What the task asks: Determine how many lines in the entries below contain "laptop", and output only that number.
Exercise materials START
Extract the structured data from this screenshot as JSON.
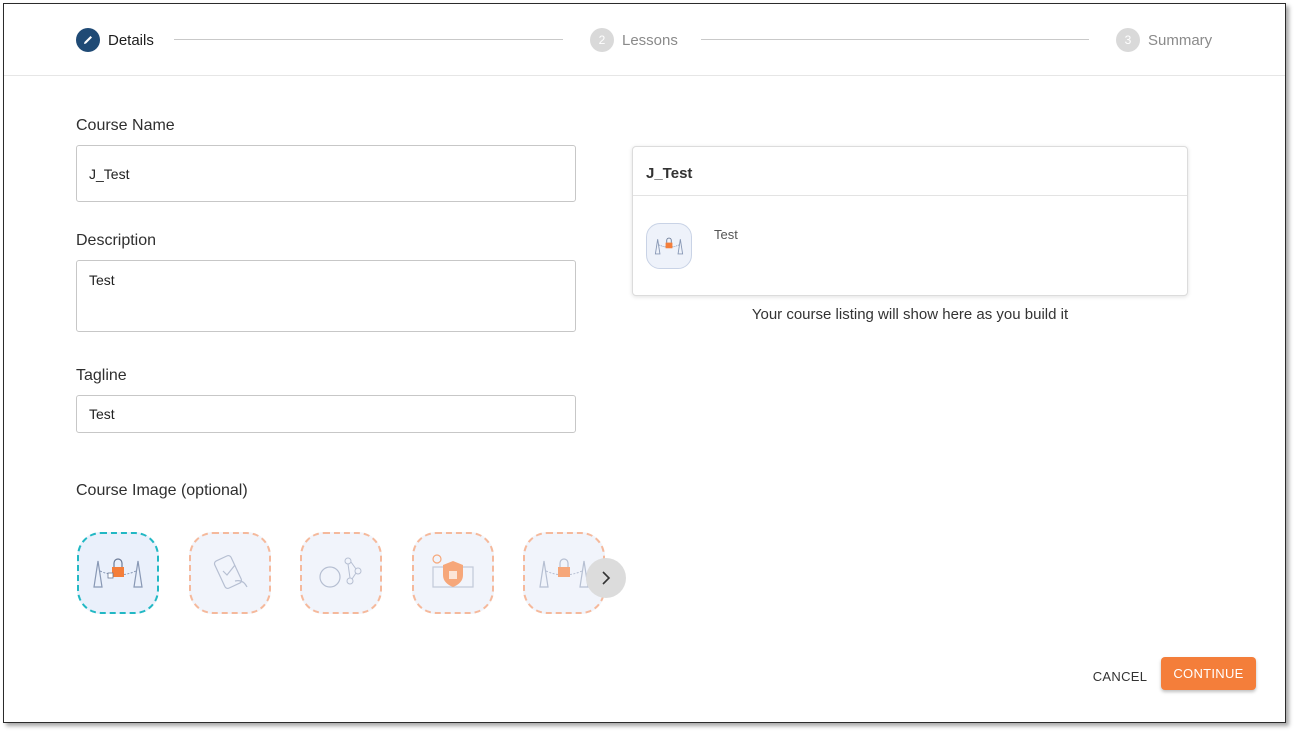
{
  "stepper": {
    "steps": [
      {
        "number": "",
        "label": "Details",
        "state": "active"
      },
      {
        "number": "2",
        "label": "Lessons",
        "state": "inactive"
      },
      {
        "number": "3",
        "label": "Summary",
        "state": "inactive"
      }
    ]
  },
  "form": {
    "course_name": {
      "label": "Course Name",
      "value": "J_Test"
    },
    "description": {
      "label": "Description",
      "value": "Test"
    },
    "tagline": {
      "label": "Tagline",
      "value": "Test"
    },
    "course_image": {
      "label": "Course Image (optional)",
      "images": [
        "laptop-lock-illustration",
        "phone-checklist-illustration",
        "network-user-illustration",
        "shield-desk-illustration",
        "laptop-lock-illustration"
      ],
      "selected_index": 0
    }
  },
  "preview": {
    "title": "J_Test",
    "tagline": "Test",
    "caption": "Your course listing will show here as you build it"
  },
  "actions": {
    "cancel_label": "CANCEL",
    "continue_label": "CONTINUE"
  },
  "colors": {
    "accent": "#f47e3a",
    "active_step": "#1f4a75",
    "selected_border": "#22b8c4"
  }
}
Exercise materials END
Written solution: 2